The new team would be led by manager Emili Vicente, former UE Lleida player of the late 1980s and the man in charge when the wheels started to fall off completely. Loyalty was also shown by a raft of players including reserve goalkeeper Víctor Ibáñez, who would stand up and take the number one shirt, and captain Jaume Delgado, whilst others chose to play elsewhere having been stung by the irregular pay days and uncertainty about who was actually in charge. Given that some were reportedly owed up to five months’ pay, some less forgiving fans’ assertions that the deserters were somehow traitorous might be seen as unreasonable. However, the acclamation of those who remained as heroes of was certainly well deserved as the Lleida Club Esportiu team stepped out at the Camp d’Esports as a resurrected club against Reus on Sunday 21st August 2011. The stinging 3 – 1 defeat aside, it drew a line under a turbulent summer and people had football to concentrate their minds again. 

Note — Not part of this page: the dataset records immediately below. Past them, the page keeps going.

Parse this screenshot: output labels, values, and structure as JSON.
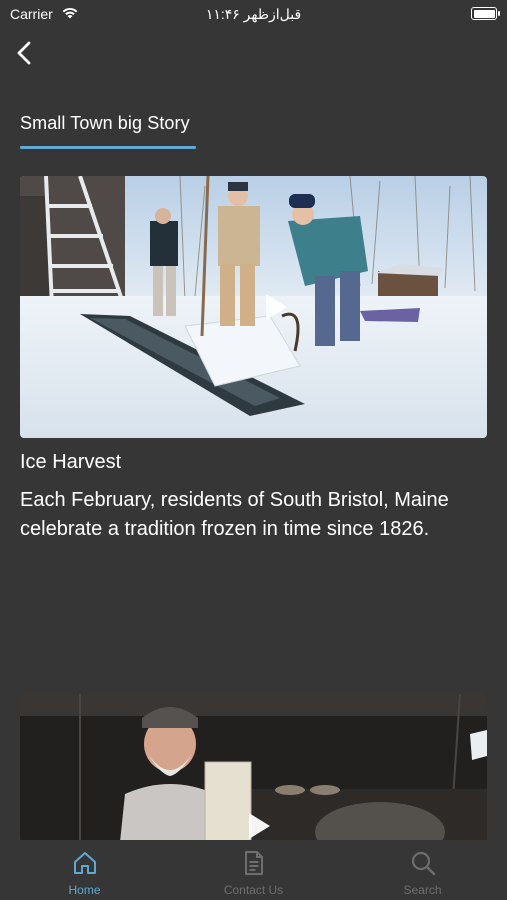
{
  "status_bar": {
    "carrier": "Carrier",
    "time": "۱۱:۴۶ قبل‌ازظهر",
    "battery_level": 1.0
  },
  "header": {
    "section_title": "Small Town big Story"
  },
  "articles": [
    {
      "title": "Ice Harvest",
      "description": "Each February, residents of South Bristol, Maine celebrate a tradition frozen in time since 1826."
    }
  ],
  "tab_bar": {
    "items": [
      {
        "label": "Home",
        "icon": "home-icon",
        "active": true
      },
      {
        "label": "Contact Us",
        "icon": "document-icon",
        "active": false
      },
      {
        "label": "Search",
        "icon": "search-icon",
        "active": false
      }
    ]
  },
  "colors": {
    "background": "#363636",
    "accent": "#5fa8d3",
    "tab_inactive": "#6e6e6e",
    "text": "#ffffff"
  }
}
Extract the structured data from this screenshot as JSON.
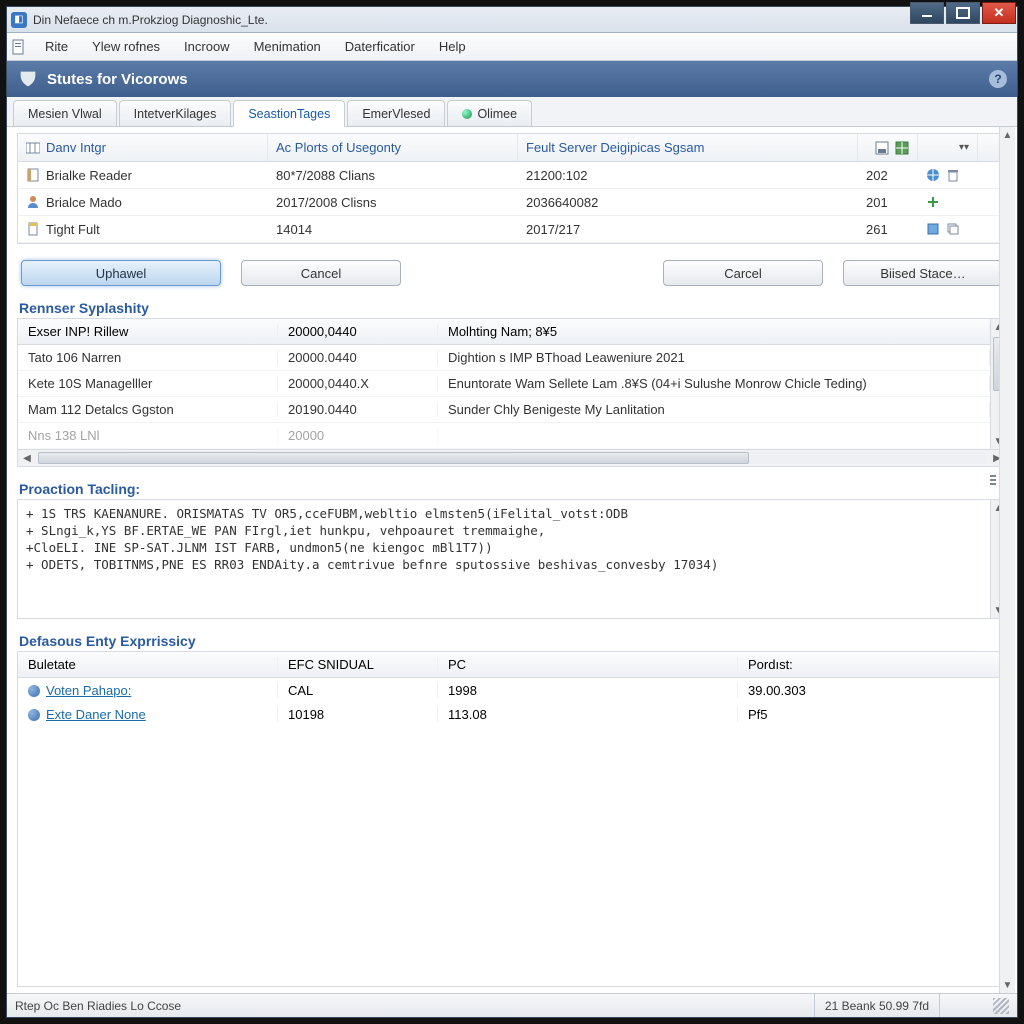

Where change has to occur then opposition will undoubtedly follow, and the reaction to the formation of a new club was mixed. Some pronounced football in Lleida dead at the time UE Lleida passed into the history books, unwilling to accept the new formation. But the more pragmatic supporters quoted a Catalan mantra of ‘renew or die’ in the face of the doubters, and chose a new path for their loyalties rather than letting their passion and memories turn to dust. The pain, sadly not unique in the game, was all too evident amongst the Lleida faithful as their old club slipped away. If anyone didn’t feel pain then they surely felt embarrassment, as the circus starring Benet, Junyent and Pujol passed through town in the glare of the national sporting media.

The new club is reaching out to the region of Lleida. It breached the 2000 members barrier (including Angel Ros, who signed up in front of the cameras, naturally) as early as the second month of the season and immediately set a new, eminently achievable target of 2500. In enlisting a renewed local membership, and striking up meaningful partnerships with other nearby sporting organisations, Lleida Club Esportiu appear to be embarking on a more meaningful exchange with the community than its broken ancestor. Results on the field may be mixed, with the first team bobbling around in mid-table position, but if they’re honest that’s what they have largely expected for the last decade if not longer. With no false promises of new stadiums offset by apartment blocks or expensive signings to weigh them down, and a declared interest in developing teams from youth (la base) rather than importing players at a price, the future looks even brighter for football in Lleida than it did when Søren Andersen embarrassed the visiting Madrileños back in 1994. 

Rob can be found on Twitter @northernrob